• Directions: Search the listing below for the string "Ctrl" and show each line that contains it.

• Data provided:
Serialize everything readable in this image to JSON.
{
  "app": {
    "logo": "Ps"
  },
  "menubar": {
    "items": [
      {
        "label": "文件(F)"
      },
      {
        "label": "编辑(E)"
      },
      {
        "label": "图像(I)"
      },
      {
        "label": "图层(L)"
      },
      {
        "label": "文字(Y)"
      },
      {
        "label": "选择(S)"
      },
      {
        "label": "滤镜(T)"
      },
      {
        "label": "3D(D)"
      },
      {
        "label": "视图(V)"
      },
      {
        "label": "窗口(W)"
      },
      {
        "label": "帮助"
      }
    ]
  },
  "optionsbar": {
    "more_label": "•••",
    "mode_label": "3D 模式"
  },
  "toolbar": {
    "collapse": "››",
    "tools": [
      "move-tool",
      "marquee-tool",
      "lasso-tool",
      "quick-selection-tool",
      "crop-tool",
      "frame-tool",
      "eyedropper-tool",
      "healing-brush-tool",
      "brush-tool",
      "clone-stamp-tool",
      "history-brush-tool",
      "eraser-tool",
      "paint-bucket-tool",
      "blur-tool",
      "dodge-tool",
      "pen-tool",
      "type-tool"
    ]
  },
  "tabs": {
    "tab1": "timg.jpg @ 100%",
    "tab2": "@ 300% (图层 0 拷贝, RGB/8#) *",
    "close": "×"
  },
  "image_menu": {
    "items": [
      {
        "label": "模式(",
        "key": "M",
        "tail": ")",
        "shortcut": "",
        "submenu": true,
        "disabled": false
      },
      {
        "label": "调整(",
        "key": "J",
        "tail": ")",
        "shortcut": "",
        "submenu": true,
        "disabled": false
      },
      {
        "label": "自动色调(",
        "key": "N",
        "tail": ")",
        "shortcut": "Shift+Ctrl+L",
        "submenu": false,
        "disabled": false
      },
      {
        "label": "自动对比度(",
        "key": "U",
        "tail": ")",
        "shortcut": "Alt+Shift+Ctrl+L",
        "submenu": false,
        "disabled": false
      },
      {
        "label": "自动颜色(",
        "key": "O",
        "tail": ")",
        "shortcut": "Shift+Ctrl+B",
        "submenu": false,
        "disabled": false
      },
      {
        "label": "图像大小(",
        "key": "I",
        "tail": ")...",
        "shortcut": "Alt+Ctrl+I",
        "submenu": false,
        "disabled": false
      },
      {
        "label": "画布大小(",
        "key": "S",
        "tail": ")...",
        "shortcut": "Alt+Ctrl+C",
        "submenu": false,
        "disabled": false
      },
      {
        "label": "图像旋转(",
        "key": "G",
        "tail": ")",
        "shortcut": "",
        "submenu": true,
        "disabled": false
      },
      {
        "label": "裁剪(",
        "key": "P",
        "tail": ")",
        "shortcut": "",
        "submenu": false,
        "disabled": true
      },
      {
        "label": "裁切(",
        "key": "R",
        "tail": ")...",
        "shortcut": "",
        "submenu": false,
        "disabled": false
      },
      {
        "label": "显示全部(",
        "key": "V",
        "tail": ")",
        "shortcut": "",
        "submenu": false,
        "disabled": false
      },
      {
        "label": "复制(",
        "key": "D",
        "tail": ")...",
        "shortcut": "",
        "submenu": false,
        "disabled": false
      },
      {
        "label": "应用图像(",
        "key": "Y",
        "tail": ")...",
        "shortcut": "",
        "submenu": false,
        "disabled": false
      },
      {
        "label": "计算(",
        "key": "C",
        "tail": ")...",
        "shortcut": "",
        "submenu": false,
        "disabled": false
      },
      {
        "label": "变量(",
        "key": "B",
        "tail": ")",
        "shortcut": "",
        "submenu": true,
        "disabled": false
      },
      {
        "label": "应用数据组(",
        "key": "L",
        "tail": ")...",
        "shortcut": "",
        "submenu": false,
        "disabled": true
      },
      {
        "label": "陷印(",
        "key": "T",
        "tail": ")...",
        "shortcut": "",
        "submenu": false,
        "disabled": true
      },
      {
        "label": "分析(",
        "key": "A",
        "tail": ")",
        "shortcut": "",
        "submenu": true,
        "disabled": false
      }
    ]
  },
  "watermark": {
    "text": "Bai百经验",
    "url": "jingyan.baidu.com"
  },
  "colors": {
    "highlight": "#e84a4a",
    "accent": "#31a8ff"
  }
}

• Answer to this task:
        "shortcut": "Shift+Ctrl+L",
        "shortcut": "Alt+Shift+Ctrl+L",
        "shortcut": "Shift+Ctrl+B",
        "shortcut": "Alt+Ctrl+I",
        "shortcut": "Alt+Ctrl+C",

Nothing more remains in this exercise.